WORK INSTRUCTION: In the listing below, find every line with the string "icon" and pull it out.

----- THE DATA

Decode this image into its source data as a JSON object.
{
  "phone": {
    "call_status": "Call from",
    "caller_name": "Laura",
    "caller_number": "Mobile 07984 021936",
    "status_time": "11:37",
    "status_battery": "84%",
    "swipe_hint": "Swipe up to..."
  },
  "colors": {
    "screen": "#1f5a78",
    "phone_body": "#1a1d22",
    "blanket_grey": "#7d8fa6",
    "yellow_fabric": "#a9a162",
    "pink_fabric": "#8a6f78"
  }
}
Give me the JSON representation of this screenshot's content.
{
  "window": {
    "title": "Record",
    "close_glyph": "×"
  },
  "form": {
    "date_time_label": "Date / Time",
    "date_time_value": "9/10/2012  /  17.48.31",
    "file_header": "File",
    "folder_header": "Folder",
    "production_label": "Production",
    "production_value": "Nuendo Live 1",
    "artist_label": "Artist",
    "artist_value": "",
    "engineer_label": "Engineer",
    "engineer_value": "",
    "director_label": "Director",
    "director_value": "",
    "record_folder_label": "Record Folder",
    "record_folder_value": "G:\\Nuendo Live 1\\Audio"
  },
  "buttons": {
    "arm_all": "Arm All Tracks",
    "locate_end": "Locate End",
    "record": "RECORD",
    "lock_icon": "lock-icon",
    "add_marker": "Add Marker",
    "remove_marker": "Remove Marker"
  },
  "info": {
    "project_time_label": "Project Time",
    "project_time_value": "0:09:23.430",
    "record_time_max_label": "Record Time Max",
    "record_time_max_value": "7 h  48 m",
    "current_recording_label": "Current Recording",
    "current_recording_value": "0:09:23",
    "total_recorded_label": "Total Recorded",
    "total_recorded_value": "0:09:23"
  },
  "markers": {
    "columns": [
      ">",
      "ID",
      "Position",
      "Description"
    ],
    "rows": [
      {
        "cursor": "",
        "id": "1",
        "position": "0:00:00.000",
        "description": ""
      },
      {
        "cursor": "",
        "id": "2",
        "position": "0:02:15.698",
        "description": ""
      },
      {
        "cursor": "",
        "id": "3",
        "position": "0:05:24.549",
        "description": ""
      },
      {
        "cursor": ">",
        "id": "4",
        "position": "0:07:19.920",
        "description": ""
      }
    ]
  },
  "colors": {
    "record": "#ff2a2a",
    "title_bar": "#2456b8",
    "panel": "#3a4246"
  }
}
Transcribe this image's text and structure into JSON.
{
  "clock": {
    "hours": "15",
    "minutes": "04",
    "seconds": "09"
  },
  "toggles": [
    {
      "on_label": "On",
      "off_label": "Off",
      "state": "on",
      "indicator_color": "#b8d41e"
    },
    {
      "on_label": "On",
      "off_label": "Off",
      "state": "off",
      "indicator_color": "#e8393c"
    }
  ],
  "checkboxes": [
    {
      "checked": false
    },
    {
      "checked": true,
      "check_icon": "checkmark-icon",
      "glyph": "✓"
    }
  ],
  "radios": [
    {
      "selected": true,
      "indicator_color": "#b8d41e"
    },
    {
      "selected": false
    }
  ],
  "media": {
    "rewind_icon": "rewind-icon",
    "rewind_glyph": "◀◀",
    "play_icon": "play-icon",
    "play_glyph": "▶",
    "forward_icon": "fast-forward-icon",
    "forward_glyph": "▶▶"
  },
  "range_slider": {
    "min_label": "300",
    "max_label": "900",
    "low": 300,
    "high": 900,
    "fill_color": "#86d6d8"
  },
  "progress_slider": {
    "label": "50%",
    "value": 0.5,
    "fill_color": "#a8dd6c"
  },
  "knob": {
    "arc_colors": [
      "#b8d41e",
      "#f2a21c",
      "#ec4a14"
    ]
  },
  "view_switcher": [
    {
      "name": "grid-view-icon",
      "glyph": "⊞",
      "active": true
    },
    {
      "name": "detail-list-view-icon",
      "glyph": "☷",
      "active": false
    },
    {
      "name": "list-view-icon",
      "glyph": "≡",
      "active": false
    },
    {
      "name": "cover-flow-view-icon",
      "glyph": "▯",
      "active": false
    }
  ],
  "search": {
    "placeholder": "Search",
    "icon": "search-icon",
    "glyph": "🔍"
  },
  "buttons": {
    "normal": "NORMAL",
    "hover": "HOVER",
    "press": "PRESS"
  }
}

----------

TASK RESPONSE:
    "lock_icon": "lock-icon",
      "check_icon": "checkmark-icon",
    "rewind_icon": "rewind-icon",
    "play_icon": "play-icon",
    "forward_icon": "fast-forward-icon",
      "name": "grid-view-icon",
      "name": "detail-list-view-icon",
      "name": "list-view-icon",
      "name": "cover-flow-view-icon",
    "icon": "search-icon",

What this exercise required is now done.